item BAUCHAN, GARY
item Giron, Jorge -
item SHARMA, VIJAY

Submitted to: Foodborne Pathogens and Disease
Publication Type: Peer Reviewed Journal
Publication Acceptance Date: November 9, 2011
Publication Date: February 1, 2012
Citation: Macarisin, D., Patel, J.R., Bauchan, G.R., Giron, J., Sharma, V.K. 2012. Role of curli and cellulose expression by Escherichia coli O157:H7 on the cell’s ability to attach to spinach. Foodborne Pathogens and Disease. 9(2):160-167.

Interpretive Summary: Shiga-toxigenic Escherichia coli O157:H7 (STEC) outbreaks have been linked to consumption of fresh produce. Cellular appendages, such as curli fibers have been suggested to be involved in STEC persistence in fresh produce as these curli are critical in biofilm formation and adherence to animal cells. We determined the role of curli and cellulose in attachment of STEC on spinach leaves. Spinach leaves were spot-inoculated 7 log CFU/leaf bacteria and incubated at 22ºC for 48 h. Populations of loosely and strongly attached E. coli O157:H7 on spinach leaves were determined by spiral plating on Sorbitol MacConkey agar. Curli-expressing STEC strains strongly attached to spinach leaves at significantly higher numbers than that of curli-deficient strains. Lack of cellulose expression did not affect stronger attachment of these strains to spinach leaves. Confocal microscopy analysis of inoculated spinach revealed that strongly attached curli-expressing cells were surrounded by an extracellular matrix. Understanding the role of curli in STEC attachment and persistence in vegetal matrices will help developing intervention strategies to remove pathogens from fresh produce and thereby reduce future recalls
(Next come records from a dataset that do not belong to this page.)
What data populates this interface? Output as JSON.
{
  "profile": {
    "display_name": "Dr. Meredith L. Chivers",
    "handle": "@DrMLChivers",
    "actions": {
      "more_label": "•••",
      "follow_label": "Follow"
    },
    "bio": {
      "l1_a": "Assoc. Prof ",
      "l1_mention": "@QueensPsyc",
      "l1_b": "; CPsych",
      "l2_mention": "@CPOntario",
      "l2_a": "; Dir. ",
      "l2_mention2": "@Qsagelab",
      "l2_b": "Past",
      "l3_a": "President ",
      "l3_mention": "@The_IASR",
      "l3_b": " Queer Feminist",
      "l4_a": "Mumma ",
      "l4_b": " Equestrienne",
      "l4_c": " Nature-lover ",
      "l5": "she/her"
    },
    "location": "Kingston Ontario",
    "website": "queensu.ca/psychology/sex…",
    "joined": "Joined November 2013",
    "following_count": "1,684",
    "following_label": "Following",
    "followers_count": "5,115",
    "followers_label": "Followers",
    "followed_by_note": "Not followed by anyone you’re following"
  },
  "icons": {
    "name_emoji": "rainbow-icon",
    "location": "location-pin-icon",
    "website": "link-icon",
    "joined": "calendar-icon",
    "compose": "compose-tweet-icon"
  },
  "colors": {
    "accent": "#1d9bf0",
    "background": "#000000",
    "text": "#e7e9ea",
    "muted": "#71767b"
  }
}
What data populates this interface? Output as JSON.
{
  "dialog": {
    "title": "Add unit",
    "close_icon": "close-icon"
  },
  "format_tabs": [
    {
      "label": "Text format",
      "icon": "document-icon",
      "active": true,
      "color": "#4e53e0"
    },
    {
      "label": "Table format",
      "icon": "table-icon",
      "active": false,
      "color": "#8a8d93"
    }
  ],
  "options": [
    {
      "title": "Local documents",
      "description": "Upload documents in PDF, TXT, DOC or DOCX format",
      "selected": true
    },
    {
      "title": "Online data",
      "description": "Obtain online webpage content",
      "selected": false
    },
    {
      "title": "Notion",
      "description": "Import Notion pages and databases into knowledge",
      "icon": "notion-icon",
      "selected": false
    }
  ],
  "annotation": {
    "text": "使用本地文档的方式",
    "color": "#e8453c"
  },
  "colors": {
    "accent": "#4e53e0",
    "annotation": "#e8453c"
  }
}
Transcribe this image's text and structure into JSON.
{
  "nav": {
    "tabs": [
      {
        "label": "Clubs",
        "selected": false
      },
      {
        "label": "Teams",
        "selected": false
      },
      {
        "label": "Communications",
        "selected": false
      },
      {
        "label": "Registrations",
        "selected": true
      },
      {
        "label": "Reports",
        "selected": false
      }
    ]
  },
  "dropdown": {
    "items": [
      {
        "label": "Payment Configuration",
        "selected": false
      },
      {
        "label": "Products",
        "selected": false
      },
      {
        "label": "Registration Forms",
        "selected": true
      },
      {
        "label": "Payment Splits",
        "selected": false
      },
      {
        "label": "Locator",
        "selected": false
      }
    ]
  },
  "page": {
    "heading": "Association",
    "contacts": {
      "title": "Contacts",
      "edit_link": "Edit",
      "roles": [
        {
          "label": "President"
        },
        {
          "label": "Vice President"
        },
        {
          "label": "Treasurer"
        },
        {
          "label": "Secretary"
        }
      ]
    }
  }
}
Technical Abstract: Shiga-toxigenic Escherichia coli O157:H7 (STEC) outbreaks have been linked to consumption of fresh produce. Cellular appendages, such as curli fibers have been suggested to be involved in STEC persistence in fresh produce as these curli are critical in biofilm formation and adherence to animal cells. We determined the role of curli and cellulose in attachment of STEC on spinach leaves. Six STEC strains: wild, curli-deficient (delta csgA, delta cgsD) cellulose deficient (delta bcsA), and curli + cellulose deficient (delta csgA/delta bcsA) mutants were evaluated for curli and cellulose expression. Spinach leaves were spot-inoculated 7 log CFU/leaf bacteria and incubated at 22ºC for 48 h. Populations of loosely and strongly attached E. coli O157:H7 on spinach leaves were determined by spiral plating on Sorbitol MacConkey agar. Further, attachment was confirmed by Laser Scanning Confocal Microscopy (LSCM). STEC delta csgA and delta cgsD mutants didn’t express curli at 22ºC, whereas wild type and curli-restored strains developed a clear red phenotype on CR. SEM and LSCM analysis confirmed cells expressing extracellular matrix containing curli fibers. Curli-expressing STEC strains strongly attached to spinach leaves at significantly higher numbers than that of curli-deficient strains. Lack of cellulose expression did not affect stronger attachment of these strains to spinach leaves. LSCM analysis of inoculated spinach revealed that strongly attached curli-expressing cells were surrounded by an extracellular matrix. Understanding the role of curli in STEC attachment and persistence in vegetal matrices will help developing intervention strategies to remove pathogens from fresh produce and thereby reduce future recalls.

Last Modified: 7/25/2014